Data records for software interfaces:

┌────────

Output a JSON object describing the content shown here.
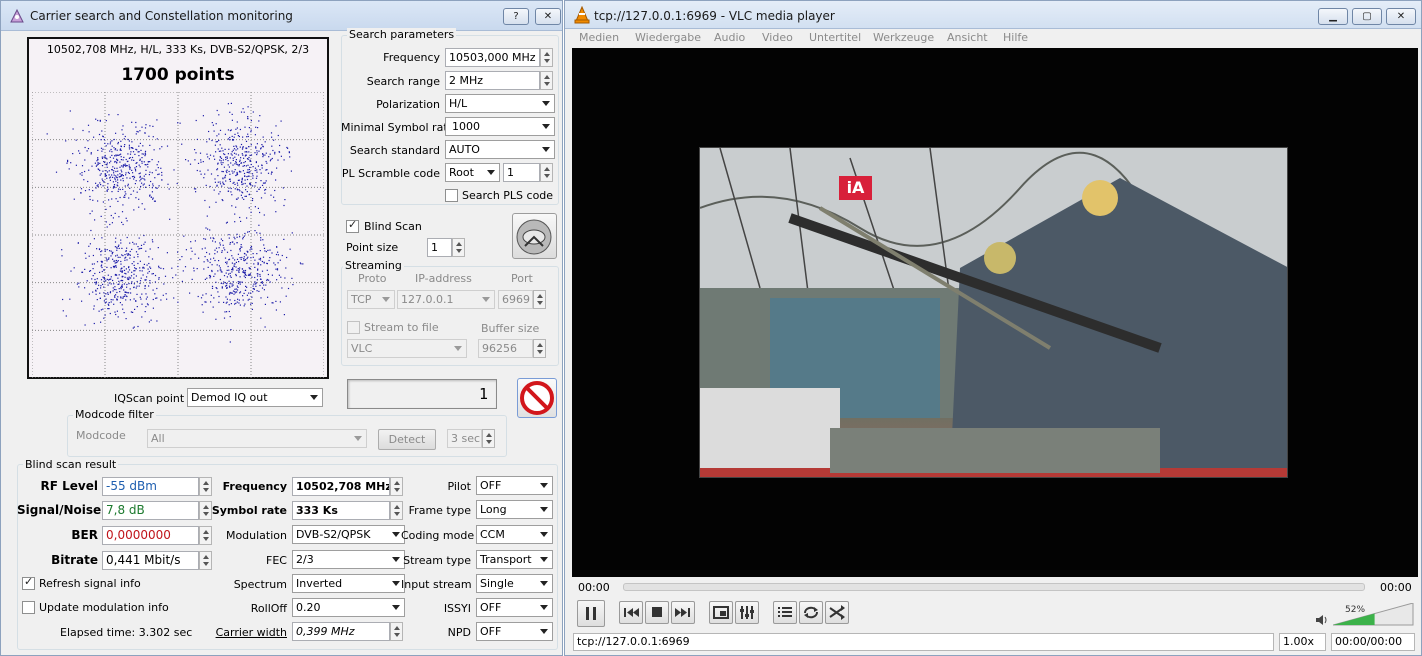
{
  "left_window": {
    "title": "Carrier search and Constellation monitoring",
    "help_btn": "?",
    "close_btn": "✕",
    "constellation": {
      "info": "10502,708 MHz, H/L, 333 Ks, DVB-S2/QPSK, 2/3",
      "points_label": "1700 points"
    },
    "search_params": {
      "title": "Search parameters",
      "frequency_label": "Frequency",
      "frequency_value": "10503,000 MHz",
      "search_range_label": "Search range",
      "search_range_value": "2 MHz",
      "polarization_label": "Polarization",
      "polarization_value": "H/L",
      "min_symbol_rate_label": "Minimal Symbol rate",
      "min_symbol_rate_value": "1000",
      "search_standard_label": "Search standard",
      "search_standard_value": "AUTO",
      "pl_scramble_label": "PL Scramble code",
      "pl_scramble_type": "Root",
      "pl_scramble_value": "1",
      "search_pls_label": "Search PLS code"
    },
    "blind_scan_label": "Blind Scan",
    "point_size_label": "Point size",
    "point_size_value": "1",
    "streaming": {
      "title": "Streaming",
      "proto_header": "Proto",
      "ip_header": "IP-address",
      "port_header": "Port",
      "proto_value": "TCP",
      "ip_value": "127.0.0.1",
      "port_value": "6969",
      "stream_to_file_label": "Stream to file",
      "buffer_size_label": "Buffer size",
      "player_value": "VLC",
      "buffer_value": "96256"
    },
    "counter_value": "1",
    "iqscan_label": "IQScan point",
    "iqscan_value": "Demod IQ out",
    "modcode_filter": {
      "title": "Modcode filter",
      "modcode_label": "Modcode",
      "modcode_value": "All",
      "detect_btn": "Detect",
      "timeout_value": "3 sec"
    },
    "result": {
      "title": "Blind scan result",
      "rf_level_label": "RF Level",
      "rf_level_value": "-55 dBm",
      "snr_label": "Signal/Noise",
      "snr_value": "7,8 dB",
      "ber_label": "BER",
      "ber_value": "0,0000000",
      "bitrate_label": "Bitrate",
      "bitrate_value": "0,441 Mbit/s",
      "refresh_label": "Refresh signal info",
      "update_mod_label": "Update modulation info",
      "elapsed": "Elapsed time: 3.302 sec",
      "frequency_label": "Frequency",
      "frequency_value": "10502,708 MHz",
      "symbol_rate_label": "Symbol rate",
      "symbol_rate_value": "333 Ks",
      "modulation_label": "Modulation",
      "modulation_value": "DVB-S2/QPSK",
      "fec_label": "FEC",
      "fec_value": "2/3",
      "spectrum_label": "Spectrum",
      "spectrum_value": "Inverted",
      "rolloff_label": "RollOff",
      "rolloff_value": "0.20",
      "carrier_width_label": "Carrier width",
      "carrier_width_value": "0,399 MHz",
      "pilot_label": "Pilot",
      "pilot_value": "OFF",
      "frame_type_label": "Frame type",
      "frame_type_value": "Long",
      "coding_mode_label": "Coding mode",
      "coding_mode_value": "CCM",
      "stream_type_label": "Stream type",
      "stream_type_value": "Transport",
      "input_stream_label": "Input stream",
      "input_stream_value": "Single",
      "issyi_label": "ISSYI",
      "issyi_value": "OFF",
      "npd_label": "NPD",
      "npd_value": "OFF"
    }
  },
  "vlc": {
    "title": "tcp://127.0.0.1:6969 - VLC media player",
    "menu": [
      "Medien",
      "Wiedergabe",
      "Audio",
      "Video",
      "Untertitel",
      "Werkzeuge",
      "Ansicht",
      "Hilfe"
    ],
    "overlay_logo": "iA",
    "time_elapsed": "00:00",
    "time_total": "00:00",
    "volume_percent": "52%",
    "volume_level": 0.52,
    "status_url": "tcp://127.0.0.1:6969",
    "speed": "1.00x",
    "time_status": "00:00/00:00"
  }
}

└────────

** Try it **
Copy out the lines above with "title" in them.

** Answer to the exercise **
    "title": "Carrier search and Constellation monitoring",
      "title": "Search parameters",
      "title": "Streaming",
      "title": "Modcode filter",
      "title": "Blind scan result",
    "title": "tcp://127.0.0.1:6969 - VLC media player",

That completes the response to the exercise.